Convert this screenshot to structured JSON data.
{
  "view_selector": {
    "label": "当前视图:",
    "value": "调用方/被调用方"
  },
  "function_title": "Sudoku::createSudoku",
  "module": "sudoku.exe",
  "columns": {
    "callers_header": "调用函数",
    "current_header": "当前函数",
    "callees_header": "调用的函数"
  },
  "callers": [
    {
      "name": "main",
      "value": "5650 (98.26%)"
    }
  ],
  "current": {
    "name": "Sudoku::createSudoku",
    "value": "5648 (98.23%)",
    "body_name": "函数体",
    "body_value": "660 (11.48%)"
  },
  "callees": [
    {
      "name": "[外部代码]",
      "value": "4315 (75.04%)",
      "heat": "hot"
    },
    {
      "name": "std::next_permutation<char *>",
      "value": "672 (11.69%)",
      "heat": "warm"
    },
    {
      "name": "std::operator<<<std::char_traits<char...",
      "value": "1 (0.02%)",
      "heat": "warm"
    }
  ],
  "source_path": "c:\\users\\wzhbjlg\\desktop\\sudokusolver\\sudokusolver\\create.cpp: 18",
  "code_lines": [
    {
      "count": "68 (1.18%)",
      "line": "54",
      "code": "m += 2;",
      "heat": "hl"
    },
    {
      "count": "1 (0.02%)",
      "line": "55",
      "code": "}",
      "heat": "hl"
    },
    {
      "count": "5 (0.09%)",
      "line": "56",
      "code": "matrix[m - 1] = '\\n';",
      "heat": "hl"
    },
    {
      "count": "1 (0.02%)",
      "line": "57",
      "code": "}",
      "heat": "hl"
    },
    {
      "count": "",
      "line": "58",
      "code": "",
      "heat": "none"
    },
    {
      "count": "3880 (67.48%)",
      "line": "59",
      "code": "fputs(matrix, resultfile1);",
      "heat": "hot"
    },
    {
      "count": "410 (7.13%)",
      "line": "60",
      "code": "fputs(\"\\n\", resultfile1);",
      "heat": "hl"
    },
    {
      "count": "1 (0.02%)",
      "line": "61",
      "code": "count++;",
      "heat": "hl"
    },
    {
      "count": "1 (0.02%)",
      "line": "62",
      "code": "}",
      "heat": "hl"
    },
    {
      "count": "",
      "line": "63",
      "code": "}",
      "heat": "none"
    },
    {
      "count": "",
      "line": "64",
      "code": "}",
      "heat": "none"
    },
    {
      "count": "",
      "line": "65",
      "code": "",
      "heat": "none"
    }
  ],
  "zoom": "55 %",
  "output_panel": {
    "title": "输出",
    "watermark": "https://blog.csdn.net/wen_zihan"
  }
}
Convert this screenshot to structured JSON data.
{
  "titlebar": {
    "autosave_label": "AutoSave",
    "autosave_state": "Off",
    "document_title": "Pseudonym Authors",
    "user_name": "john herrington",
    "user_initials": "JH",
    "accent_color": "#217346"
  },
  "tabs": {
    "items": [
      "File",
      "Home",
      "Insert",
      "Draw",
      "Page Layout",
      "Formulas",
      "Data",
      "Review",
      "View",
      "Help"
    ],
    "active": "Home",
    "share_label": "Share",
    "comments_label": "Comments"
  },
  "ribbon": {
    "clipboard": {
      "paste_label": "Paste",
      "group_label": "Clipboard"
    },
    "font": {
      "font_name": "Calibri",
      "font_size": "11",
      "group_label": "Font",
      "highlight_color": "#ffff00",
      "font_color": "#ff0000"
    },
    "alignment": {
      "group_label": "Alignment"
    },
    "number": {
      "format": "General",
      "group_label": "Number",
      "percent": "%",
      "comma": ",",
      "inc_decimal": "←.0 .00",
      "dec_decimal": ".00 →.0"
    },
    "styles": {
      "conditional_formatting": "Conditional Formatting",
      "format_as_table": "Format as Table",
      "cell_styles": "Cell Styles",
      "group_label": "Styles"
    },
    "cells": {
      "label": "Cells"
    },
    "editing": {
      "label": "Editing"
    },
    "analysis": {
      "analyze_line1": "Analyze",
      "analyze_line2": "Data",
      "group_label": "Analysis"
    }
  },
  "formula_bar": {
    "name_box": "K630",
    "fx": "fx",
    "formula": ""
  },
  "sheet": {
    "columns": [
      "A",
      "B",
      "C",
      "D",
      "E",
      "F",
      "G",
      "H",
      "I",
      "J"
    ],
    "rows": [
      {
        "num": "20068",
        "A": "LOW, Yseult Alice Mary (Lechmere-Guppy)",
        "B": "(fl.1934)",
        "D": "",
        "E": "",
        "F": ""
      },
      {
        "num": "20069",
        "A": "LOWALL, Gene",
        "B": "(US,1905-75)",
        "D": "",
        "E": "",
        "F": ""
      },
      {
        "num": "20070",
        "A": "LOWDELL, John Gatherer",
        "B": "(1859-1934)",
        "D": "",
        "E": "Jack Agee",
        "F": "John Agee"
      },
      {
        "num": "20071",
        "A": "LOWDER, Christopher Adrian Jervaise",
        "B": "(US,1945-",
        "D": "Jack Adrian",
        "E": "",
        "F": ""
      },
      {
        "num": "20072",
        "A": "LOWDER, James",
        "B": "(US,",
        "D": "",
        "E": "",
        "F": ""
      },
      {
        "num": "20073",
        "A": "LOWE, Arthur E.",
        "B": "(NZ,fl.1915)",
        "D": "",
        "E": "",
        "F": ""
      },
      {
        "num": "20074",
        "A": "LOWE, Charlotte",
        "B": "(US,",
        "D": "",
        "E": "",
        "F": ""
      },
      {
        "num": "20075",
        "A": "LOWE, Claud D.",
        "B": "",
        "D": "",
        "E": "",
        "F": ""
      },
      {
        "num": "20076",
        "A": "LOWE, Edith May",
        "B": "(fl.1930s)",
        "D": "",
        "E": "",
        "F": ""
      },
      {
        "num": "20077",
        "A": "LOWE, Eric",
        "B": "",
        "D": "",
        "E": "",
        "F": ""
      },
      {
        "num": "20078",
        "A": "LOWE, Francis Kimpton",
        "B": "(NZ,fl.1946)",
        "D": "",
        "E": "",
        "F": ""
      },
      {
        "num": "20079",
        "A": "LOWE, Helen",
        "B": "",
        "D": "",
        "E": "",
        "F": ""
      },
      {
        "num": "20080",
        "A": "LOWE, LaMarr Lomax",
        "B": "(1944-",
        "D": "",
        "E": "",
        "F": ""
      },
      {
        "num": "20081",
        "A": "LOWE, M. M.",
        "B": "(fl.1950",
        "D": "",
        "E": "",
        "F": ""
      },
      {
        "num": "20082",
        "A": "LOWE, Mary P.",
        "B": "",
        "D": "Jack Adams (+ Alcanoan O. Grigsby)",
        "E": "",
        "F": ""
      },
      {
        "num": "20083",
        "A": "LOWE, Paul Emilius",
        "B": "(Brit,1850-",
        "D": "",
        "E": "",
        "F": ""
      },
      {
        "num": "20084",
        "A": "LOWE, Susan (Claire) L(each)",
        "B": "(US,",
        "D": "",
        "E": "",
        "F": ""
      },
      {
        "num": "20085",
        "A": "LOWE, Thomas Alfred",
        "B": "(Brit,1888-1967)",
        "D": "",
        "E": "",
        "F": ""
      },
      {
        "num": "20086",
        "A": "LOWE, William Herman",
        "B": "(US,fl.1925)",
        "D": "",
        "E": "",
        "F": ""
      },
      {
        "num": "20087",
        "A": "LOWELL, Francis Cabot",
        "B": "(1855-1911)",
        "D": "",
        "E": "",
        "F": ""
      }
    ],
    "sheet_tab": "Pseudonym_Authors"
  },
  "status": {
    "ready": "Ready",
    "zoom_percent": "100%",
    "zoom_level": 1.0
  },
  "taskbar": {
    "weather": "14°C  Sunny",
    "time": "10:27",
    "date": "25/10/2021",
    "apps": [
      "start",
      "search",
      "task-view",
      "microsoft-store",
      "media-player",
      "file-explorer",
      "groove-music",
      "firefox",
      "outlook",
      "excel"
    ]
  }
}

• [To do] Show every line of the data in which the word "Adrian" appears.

• [Finished task]
        "A": "LOWDER, Christopher Adrian Jervaise",
        "D": "Jack Adrian",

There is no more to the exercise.